Ferenc Gyurcsány’s announcement on Monday that if the opposition parties don’t play ball he is going to the “people” and will hold a referendum on his seven points (aimed at starting housecleaning in politics and at trying to eliminate corruption) must have created havoc inside of Fidesz and the Christian Democratic parties. First, they called Gyurcsány’s suggestion “blackmail.” I have no doubt that there was an element of coercion in the suggestion, but it seems that it worked.

Fidesz needed a few hours to collect themselves, and by this morning they came up with their own idea of a referendum. But if Gyurcsány had seven points they would have eight. The eighth is a much smaller parliament. That is certainly a popular demand, but the Fidesz proposal of 200 seats is far too obvious because the magic 200 number seems to be advantageous only to Fidesz. And, of course, they didn’t just attach this demand to Gyurcsány’s seven points. For instance, they did not suggest a thorough overhaul of party financing or a satisfactory solution to the finances of youth organizations attached to the parties. They did, however, call for a ban on advertising by parties in the election campaigns. But so-called civil organizations could campaign on behalf of parties. Thus, Fidesz couldn’t advertise but the Magyar Vizsla, a notorious publication that was allegedly published by a civic group but turned out to be financed by Fides, could. This, of course, is unacceptable to the other parties. The question of campaign financing had been already discussed by the five parties and failed precisely because of this last-minute Fidesz demand.

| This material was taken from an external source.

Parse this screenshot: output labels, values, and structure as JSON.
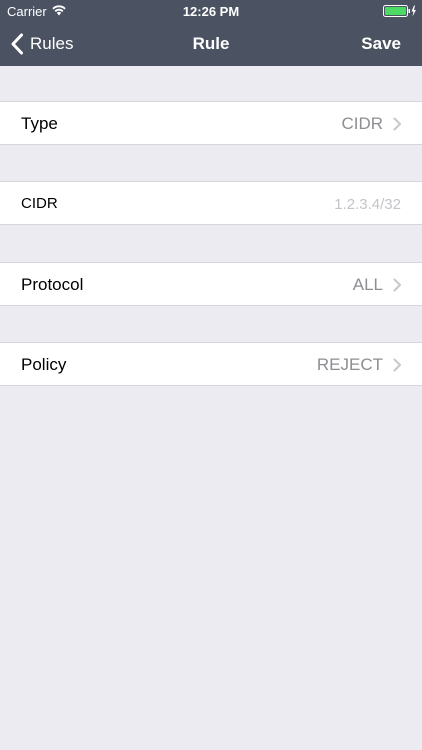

So as of this morning it seemed that Fidesz wanted to have a referendum of its own. However, according to most observers, Fidesz announcement of a referendum was an empty threat because, although the two largest opposition parties have enough members in parliament to initiate such a referendum with the Electoral Committee, they don’t have the necessary simple majority in parliament to approve such a referendum. They either didn’t think things through in their great hurry or they actually forgot the rather complicated rules concerning the issue.

In any case, a few hours later the whole question became moot. The Fidesz caucus, most likely under some pressure from above, decided not to initiate (more precisely they postponed for the time being) proceedings for holding a referendum. Perhaps someone discovered that there was no possibility of having one or perhaps they realized that this would not be a good way to respond. Blackmail or no blackmail, they decided to sit down and negotiate.

This is where we stand for the time being. To me it seems that Gyurcsány won the first round, but Péter Szijjártó, Fidesz spokesman, made the dire prediction that “your (meaning the government’s) governing of this country is coming to an end.” We will see.